Trump to pick from one of these designs for border wall with Mexico

Prototypes for US President Donald Trump's border wall with Mexico are seen behind the current border fence.
Prototypes for US President Donald Trump's border wall with Mexico are seen behind the current border fence. PHOTO: REUTERS

SAN DIEGO - The US Customs and Border Protection has released pictures showing the construction of several prototypes for the controversial US-Mexico border wall in San Diego County.

Eight nine-metre tall prototypes, four made of concrete and four of other materials, will be erected.

Media reports said that work on the prototypes started one week ago and all eight mock-ups will be completed in a month.

Following the completion of the prototype, each model will undergo testing to measure resistance to tampering and penetration.

President Donald Trump says he will pick the winning design in a month even though no funding has been approved by Congress yet for a border wall which he first proposed on his campaign trail to stop illegal crossing.

During his 2016 presidential campaign, Mr Trump promised an entirely concrete wall modelled on those in Israel.

 

During a Senate hearing in April, then Secretary of Homeland Security John Kelly said it is "unlikely that we will build a wall or physical barrier from sea to shining sea" like Trump suggested during his campaign.

Kelly said he believed significant sections of the border would consist of only electronic monitoring.

The mock-ups are being built near the Otay Mesa Port of Entry in San Diego by several companies that pitched designs to the Department of Homeland Security (DHS) in March.

The prototypes "are taking form or are near completion," CBP's San Diego branch tweeted.

An analysis by DHS in February revealed by Reuters found Trump's border wall proposal could cost as much as US$21.6 billion to build.

During the election campaign Trump promised voters the wall would cost roughly US$12 billion, but he originally said Mexico would pay for it.

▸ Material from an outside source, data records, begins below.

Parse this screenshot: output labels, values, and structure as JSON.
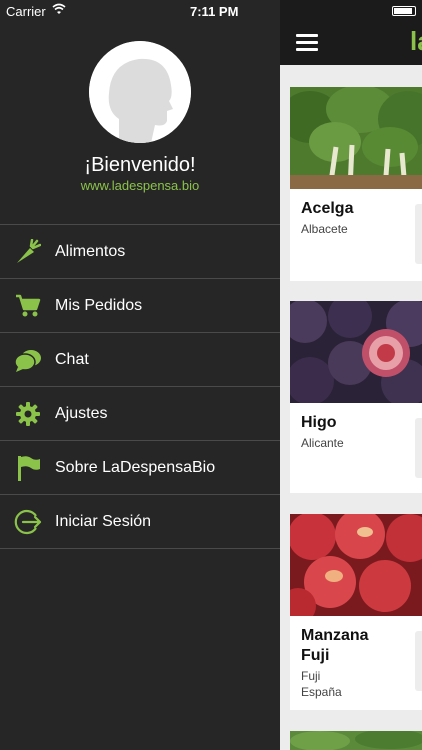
{
  "status": {
    "carrier": "Carrier",
    "time": "7:11 PM"
  },
  "drawer": {
    "welcome": "¡Bienvenido!",
    "website": "www.ladespensa.bio",
    "menu": [
      {
        "label": "Alimentos",
        "icon": "carrot-icon"
      },
      {
        "label": "Mis Pedidos",
        "icon": "cart-icon"
      },
      {
        "label": "Chat",
        "icon": "chat-icon"
      },
      {
        "label": "Ajustes",
        "icon": "gear-icon"
      },
      {
        "label": "Sobre LaDespensaBio",
        "icon": "flag-icon"
      },
      {
        "label": "Iniciar Sesión",
        "icon": "login-icon"
      }
    ]
  },
  "topbar": {
    "brand": "la"
  },
  "products": [
    {
      "name": "Acelga",
      "line1": "Albacete",
      "line2": ""
    },
    {
      "name": "Higo",
      "line1": "Alicante",
      "line2": ""
    },
    {
      "name": "Manzana Fuji",
      "line1": "Fuji",
      "line2": "España"
    }
  ],
  "colors": {
    "accent": "#8bc34a",
    "drawer_bg": "#262626",
    "topbar_bg": "#1b1b1b"
  }
}
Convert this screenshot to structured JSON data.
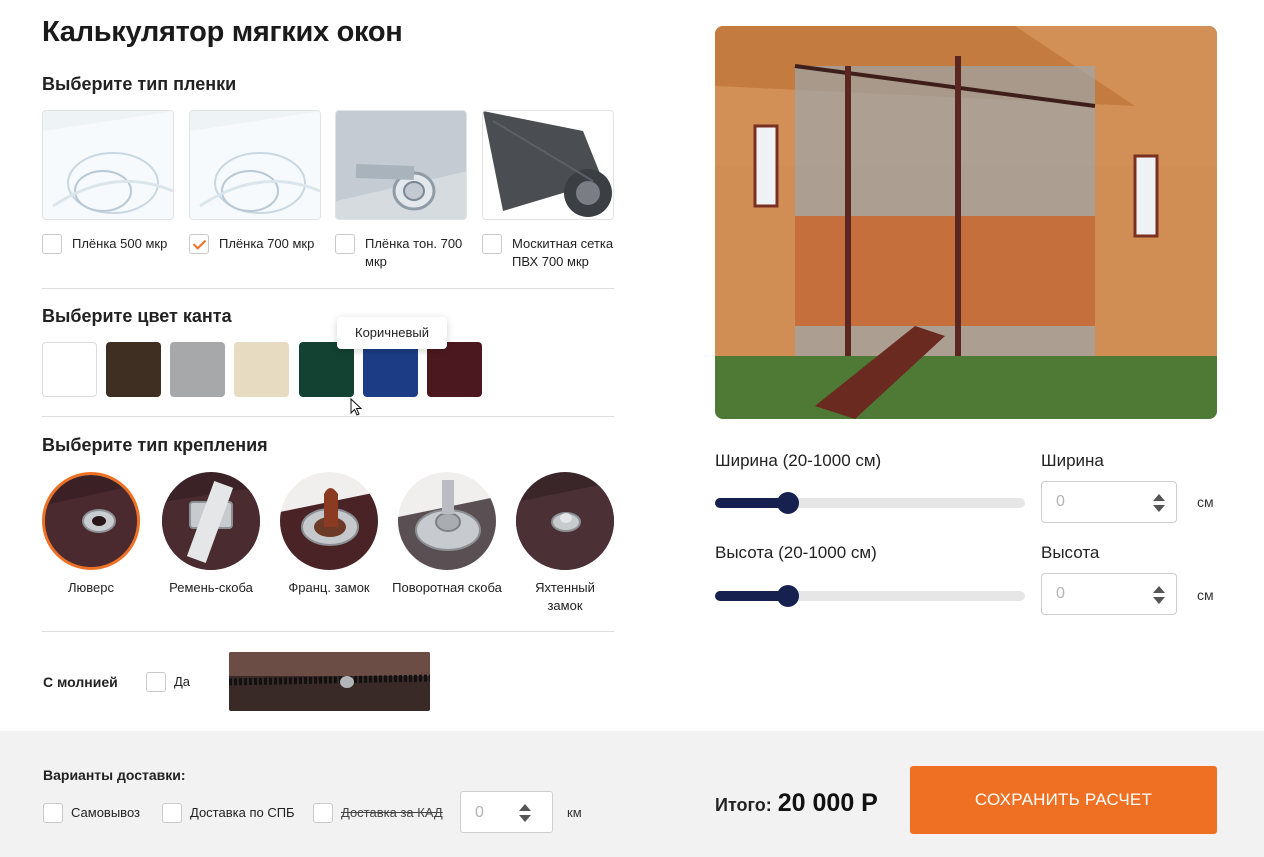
{
  "title": "Калькулятор мягких окон",
  "film": {
    "section_title": "Выберите тип пленки",
    "options": [
      {
        "label": "Плёнка 500 мкр",
        "checked": false
      },
      {
        "label": "Плёнка 700 мкр",
        "checked": true
      },
      {
        "label": "Плёнка тон. 700 мкр",
        "checked": false
      },
      {
        "label": "Москитная сетка ПВХ 700 мкр",
        "checked": false
      }
    ]
  },
  "edge_color": {
    "section_title": "Выберите цвет канта",
    "tooltip": "Коричневый",
    "swatches": [
      "#ffffff",
      "#3e2f22",
      "#a6a8aa",
      "#e7dbc1",
      "#134232",
      "#1c3d86",
      "#4c1820"
    ]
  },
  "mount": {
    "section_title": "Выберите тип крепления",
    "options": [
      {
        "label": "Люверс",
        "selected": true
      },
      {
        "label": "Ремень-скоба",
        "selected": false
      },
      {
        "label": "Франц. замок",
        "selected": false
      },
      {
        "label": "Поворотная скоба",
        "selected": false
      },
      {
        "label": "Яхтенный замок",
        "selected": false
      }
    ]
  },
  "zipper": {
    "label": "С молнией",
    "checkbox_label": "Да",
    "checked": false
  },
  "size": {
    "width": {
      "slider_label": "Ширина (20-1000 см)",
      "field_label": "Ширина",
      "placeholder": "0",
      "unit": "см",
      "slider_level": 0.2
    },
    "height": {
      "slider_label": "Высота (20-1000 см)",
      "field_label": "Высота",
      "placeholder": "0",
      "unit": "см",
      "slider_level": 0.2
    }
  },
  "delivery": {
    "title": "Варианты доставки:",
    "options": [
      {
        "label": "Самовывоз",
        "checked": false,
        "strikethrough": false
      },
      {
        "label": "Доставка по СПБ",
        "checked": false,
        "strikethrough": false
      },
      {
        "label": "Доставка за КАД",
        "checked": false,
        "strikethrough": true
      }
    ],
    "km_placeholder": "0",
    "km_unit": "км"
  },
  "total": {
    "label": "Итого:",
    "value": "20 000 Р"
  },
  "save_button": "СОХРАНИТЬ РАСЧЕТ",
  "colors": {
    "accent": "#f07023",
    "slider": "#16214f"
  }
}
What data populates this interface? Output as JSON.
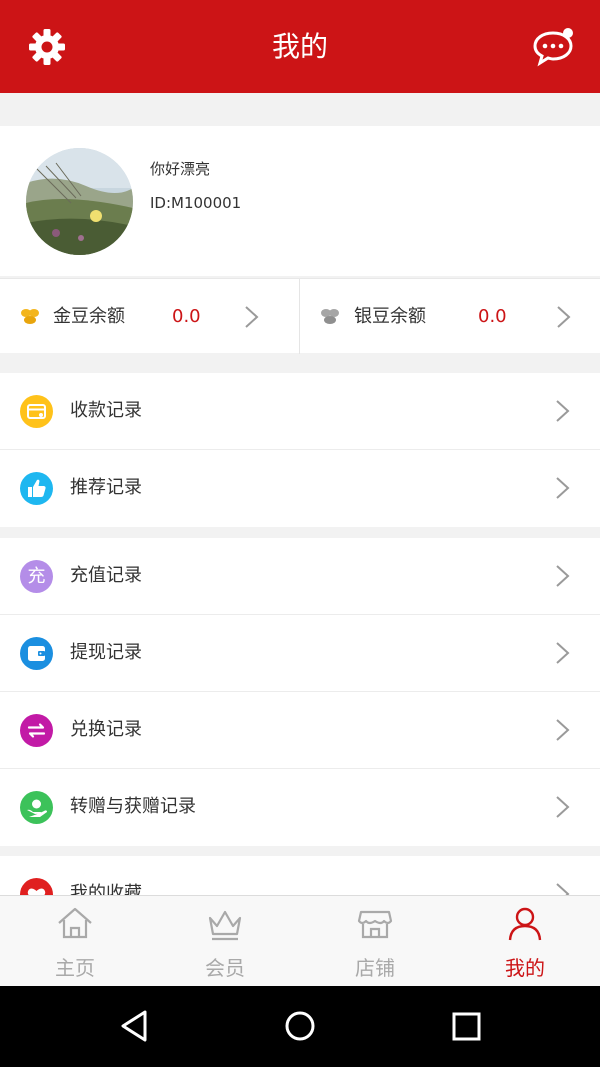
{
  "header": {
    "title": "我的",
    "settings_icon": "gear-icon",
    "message_icon": "chat-bubble-icon"
  },
  "profile": {
    "greeting": "你好漂亮",
    "user_id": "ID:M100001"
  },
  "balances": {
    "gold": {
      "label": "金豆余额",
      "value": "0.0",
      "icon": "gold-beans-icon"
    },
    "silver": {
      "label": "银豆余额",
      "value": "0.0",
      "icon": "silver-beans-icon"
    }
  },
  "menu_group_1": [
    {
      "label": "收款记录",
      "icon": "card-icon",
      "color": "#ffc21a"
    },
    {
      "label": "推荐记录",
      "icon": "thumbs-up-icon",
      "color": "#1eb7f0"
    }
  ],
  "menu_group_2": [
    {
      "label": "充值记录",
      "icon": "recharge-icon",
      "icon_text": "充",
      "color": "#b48de8"
    },
    {
      "label": "提现记录",
      "icon": "wallet-icon",
      "color": "#1b8fe0"
    },
    {
      "label": "兑换记录",
      "icon": "exchange-icon",
      "color": "#c21aa6"
    },
    {
      "label": "转赠与获赠记录",
      "icon": "gift-icon",
      "color": "#3cc25a"
    }
  ],
  "menu_group_3": [
    {
      "label": "我的收藏",
      "icon": "heart-icon",
      "color": "#e02020"
    }
  ],
  "tabbar": [
    {
      "label": "主页",
      "icon": "home-icon",
      "active": false
    },
    {
      "label": "会员",
      "icon": "crown-icon",
      "active": false
    },
    {
      "label": "店铺",
      "icon": "shop-icon",
      "active": false
    },
    {
      "label": "我的",
      "icon": "user-icon",
      "active": true
    }
  ],
  "colors": {
    "brand": "#cc1416",
    "inactive_tab": "#a9a9a9"
  }
}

Mexico's president Enrique Peña Nieto has repeated that Mexico would not put a single peso towards the US president's signature project.